So how much are we spending on marketing, all-in?
You’ll want to track that closely so you can figure out the next few KPIs.
Break it out by channel/type so you know where you’re spending your money, too.
I track all this in one single spreadsheet, by the way.
4. Cost per lead/qualified lead
Divide the total marketing spend by number of qualified leads in that period and you have your cost per lead.
You can do the same for total leads in general, or just qualified leads depending on what/how you’re measuring.
I mostly care about qualified leads.
5. Cost per new client acquisition
Divide the total marketing spend in that period by the number of new clients you signed up.
This is your cost per acquisition. This is the golden number and tells you whether your marketing is profitable or not.
But the only way you’ll know that is if you have a good idea of the next number.
6. Customer lifetime value
It’s crucial to have an idea of your lifetime value (LTV). Even if it’s a rough estimate.
There are too many ways to calculate it in this quick post, but a quick Google search will give you some formulas.
Break it out by service so you have a distinct LTV by service.
7. Weighted average expenses
Let’s say you sell consulting. It’s 80% of your revenue. You also sell a membership, which is 10%, and an eBook, which accounts for another 10% of total revenue.
I like to weight marketing expenses based on the total expected revenue in a business.
In this case, I’d allocate 80% of all marketing spend towards my consulting, 10% towards memberships, and 10% towards eBooks.
Now, I’m able to figure out my approximate cost per lead and cost per acquisition based on the weighted average.
It’s not perfect, but it works really well to give you a glimpse into whether you’re profitably acquiring leads and customers/clients for each service.
More on this some other time.
8. Profitability and payback periods
The last thing we look for is cost per lead, cost per acquisition, and payback period.
Are we acquiring leads and clients at a price we can sustain? When is our payback period (i.e. how fast do we get our money back)?
This should be obvious with some quick math based on revenue projections for the new business/opportunities.
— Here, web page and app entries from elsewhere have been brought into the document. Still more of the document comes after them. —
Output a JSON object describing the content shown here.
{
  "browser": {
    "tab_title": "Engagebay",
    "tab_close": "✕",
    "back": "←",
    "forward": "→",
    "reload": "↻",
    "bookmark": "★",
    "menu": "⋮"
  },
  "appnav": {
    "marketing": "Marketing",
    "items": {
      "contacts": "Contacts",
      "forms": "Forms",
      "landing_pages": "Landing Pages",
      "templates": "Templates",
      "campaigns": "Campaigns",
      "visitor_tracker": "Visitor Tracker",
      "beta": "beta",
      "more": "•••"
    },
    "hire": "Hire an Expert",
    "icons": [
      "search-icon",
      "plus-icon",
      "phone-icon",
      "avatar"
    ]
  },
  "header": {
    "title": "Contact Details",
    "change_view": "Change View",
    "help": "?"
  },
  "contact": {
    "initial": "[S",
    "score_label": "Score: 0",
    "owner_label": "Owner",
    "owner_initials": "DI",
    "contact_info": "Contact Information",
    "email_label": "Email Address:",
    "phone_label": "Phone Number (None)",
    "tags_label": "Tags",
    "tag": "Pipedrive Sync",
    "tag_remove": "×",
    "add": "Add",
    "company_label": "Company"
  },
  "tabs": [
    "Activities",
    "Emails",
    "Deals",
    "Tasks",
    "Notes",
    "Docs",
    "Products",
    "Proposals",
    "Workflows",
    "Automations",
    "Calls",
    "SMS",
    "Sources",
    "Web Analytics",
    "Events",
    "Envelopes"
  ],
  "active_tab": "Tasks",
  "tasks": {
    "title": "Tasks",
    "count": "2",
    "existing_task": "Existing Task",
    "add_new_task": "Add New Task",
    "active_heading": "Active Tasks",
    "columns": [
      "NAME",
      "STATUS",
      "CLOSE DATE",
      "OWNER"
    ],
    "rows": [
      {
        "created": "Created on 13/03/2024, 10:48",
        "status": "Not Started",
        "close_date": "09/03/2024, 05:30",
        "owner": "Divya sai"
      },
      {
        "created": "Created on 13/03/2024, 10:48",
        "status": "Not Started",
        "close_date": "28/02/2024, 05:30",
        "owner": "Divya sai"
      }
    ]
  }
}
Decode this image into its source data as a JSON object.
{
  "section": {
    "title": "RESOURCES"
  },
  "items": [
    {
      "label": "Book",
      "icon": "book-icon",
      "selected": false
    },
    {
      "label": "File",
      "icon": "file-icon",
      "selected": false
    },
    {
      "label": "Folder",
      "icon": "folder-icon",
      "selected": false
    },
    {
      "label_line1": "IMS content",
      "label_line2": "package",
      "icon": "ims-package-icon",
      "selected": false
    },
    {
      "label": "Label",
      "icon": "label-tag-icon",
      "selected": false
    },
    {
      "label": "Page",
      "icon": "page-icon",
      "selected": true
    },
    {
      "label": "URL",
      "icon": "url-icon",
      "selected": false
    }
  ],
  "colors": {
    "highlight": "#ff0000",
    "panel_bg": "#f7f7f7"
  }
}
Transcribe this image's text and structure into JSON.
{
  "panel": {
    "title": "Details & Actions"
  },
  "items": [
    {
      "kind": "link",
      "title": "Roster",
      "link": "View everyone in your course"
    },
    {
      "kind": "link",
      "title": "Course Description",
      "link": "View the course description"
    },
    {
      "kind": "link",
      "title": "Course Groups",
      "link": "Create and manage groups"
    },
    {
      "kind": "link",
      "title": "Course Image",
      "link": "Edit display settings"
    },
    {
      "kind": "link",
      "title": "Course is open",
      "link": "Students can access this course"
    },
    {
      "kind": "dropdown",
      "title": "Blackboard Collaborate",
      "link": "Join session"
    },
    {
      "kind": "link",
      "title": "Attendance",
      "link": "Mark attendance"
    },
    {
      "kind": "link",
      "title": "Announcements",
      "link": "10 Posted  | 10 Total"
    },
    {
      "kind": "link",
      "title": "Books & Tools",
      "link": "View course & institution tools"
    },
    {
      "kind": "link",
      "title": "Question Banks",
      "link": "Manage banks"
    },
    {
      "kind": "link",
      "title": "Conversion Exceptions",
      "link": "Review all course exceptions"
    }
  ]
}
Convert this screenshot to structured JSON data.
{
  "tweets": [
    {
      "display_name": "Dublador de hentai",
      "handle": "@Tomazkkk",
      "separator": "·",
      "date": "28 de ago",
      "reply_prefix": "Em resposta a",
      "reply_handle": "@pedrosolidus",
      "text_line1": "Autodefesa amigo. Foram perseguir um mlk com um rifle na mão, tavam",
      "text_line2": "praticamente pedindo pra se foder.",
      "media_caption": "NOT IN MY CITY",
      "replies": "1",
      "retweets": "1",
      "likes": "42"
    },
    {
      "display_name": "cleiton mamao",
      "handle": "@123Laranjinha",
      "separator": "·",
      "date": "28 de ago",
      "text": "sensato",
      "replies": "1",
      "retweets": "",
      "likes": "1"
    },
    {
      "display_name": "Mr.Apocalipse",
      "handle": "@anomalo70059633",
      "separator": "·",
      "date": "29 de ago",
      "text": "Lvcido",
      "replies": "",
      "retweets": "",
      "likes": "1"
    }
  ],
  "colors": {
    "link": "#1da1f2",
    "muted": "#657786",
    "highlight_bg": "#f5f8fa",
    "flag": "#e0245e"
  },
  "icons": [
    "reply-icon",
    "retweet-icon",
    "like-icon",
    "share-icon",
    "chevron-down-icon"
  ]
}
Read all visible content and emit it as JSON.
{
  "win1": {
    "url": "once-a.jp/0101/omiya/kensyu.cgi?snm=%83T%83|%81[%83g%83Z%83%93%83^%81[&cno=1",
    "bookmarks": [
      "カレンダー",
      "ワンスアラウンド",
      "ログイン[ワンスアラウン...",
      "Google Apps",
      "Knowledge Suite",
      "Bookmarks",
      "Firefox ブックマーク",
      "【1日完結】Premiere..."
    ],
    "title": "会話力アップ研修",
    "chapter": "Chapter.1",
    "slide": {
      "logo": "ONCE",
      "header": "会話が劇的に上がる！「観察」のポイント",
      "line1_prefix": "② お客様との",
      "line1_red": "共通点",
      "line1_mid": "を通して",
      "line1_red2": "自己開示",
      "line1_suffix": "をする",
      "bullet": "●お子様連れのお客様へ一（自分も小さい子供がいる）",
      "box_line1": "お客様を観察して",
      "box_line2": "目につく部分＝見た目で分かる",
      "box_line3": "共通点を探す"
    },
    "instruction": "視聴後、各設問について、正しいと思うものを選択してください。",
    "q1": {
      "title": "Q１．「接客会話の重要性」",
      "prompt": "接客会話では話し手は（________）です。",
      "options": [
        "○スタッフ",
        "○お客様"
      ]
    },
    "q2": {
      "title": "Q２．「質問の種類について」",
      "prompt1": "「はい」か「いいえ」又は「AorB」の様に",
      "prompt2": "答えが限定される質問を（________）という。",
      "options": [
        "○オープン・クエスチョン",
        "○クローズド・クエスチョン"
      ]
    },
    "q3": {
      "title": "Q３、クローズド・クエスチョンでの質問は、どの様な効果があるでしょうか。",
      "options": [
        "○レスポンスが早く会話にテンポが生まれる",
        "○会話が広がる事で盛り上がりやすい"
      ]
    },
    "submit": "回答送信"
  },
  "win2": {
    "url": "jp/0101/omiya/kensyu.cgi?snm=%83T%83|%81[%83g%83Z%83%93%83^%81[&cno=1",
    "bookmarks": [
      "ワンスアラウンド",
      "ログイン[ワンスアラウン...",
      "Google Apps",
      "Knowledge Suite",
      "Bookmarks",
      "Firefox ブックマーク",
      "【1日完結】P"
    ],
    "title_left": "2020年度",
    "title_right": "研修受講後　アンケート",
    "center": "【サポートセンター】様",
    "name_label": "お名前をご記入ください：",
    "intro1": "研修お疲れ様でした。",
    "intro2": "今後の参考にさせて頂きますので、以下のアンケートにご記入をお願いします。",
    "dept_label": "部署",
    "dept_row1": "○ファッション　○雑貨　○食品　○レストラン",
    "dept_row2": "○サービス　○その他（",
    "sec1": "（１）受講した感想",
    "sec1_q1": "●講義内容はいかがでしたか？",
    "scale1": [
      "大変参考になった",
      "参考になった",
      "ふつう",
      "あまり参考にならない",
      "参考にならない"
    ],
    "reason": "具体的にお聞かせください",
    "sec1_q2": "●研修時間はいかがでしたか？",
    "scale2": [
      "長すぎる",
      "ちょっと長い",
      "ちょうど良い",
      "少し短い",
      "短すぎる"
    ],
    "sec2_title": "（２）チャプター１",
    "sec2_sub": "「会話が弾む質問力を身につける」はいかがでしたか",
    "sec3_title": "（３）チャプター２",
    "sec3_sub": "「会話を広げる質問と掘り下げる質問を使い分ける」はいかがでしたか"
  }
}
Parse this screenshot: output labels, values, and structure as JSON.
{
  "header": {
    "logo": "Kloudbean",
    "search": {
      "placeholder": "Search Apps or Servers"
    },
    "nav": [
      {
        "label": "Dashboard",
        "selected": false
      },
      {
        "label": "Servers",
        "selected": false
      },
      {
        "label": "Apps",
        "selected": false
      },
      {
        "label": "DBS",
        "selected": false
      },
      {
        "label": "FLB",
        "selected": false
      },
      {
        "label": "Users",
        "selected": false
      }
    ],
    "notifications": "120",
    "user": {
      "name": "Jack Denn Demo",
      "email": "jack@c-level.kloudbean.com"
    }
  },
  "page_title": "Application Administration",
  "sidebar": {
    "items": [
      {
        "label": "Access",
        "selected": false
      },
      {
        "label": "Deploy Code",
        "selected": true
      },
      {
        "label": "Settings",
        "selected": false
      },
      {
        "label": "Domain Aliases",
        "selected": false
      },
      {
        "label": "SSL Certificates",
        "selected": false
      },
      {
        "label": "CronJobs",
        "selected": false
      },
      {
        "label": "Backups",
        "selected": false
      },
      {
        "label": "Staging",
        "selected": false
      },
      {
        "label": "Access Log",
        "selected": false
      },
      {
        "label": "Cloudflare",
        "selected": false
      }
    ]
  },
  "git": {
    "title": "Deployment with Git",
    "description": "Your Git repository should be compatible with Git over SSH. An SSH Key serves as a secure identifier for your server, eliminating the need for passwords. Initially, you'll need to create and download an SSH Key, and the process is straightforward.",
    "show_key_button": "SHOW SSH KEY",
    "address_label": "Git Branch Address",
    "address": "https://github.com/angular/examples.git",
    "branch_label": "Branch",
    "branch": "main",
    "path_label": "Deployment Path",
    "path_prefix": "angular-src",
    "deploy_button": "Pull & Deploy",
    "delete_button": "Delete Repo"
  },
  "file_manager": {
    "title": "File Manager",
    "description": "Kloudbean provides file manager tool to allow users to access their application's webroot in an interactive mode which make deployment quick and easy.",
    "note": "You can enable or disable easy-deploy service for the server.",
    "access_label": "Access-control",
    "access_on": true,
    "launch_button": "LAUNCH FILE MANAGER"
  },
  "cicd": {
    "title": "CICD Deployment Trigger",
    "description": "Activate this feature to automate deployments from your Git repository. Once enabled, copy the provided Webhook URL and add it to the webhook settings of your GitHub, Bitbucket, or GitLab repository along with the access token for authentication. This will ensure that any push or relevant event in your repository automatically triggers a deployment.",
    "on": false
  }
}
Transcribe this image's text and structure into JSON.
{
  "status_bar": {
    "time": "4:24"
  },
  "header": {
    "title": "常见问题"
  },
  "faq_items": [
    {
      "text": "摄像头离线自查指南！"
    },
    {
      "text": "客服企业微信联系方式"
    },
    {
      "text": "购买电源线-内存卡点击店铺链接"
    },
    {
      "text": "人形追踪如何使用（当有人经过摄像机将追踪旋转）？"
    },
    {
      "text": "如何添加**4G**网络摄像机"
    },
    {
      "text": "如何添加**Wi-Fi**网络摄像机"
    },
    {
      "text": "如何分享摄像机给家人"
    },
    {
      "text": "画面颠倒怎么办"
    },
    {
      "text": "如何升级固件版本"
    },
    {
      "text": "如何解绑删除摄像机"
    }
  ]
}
9. Other secondary numbers
There are a ton of other things we could look at, such as marketing spend as a percent of revenue, total revenue, net new revenue growth, churn, capacity etc. but those don’t tell us quite as directly how well our marketing is performing.
You should still track those and many more things in one single spreadsheet.
And that’s it!
It all boils down to:
- How many opportunities did we get?
- How many new clients/customers did we sign up?
- How much did we spend to acquire them?
- Is all of this working out profitably for us?
That’s all that matters at the high level.
From there, we investigate where those leads came from so we can determine what’s working and what’s not.
We then go down the rabbit hole to find out how to get more opportunities and clients at a price we can afford.
Having these numbers gives us a high-level view of the health of our marketing.
There are many more KPIs you can look at in your marketing, and I share a spreadsheet template that I use in all my engagements inside of Mindshare.
Sign up if you’re a marketer looking to level up your consulting business.
If you’re a business owner, reach out and I’ll hook you up with the KPI spreadsheet (the place where results can’t hide).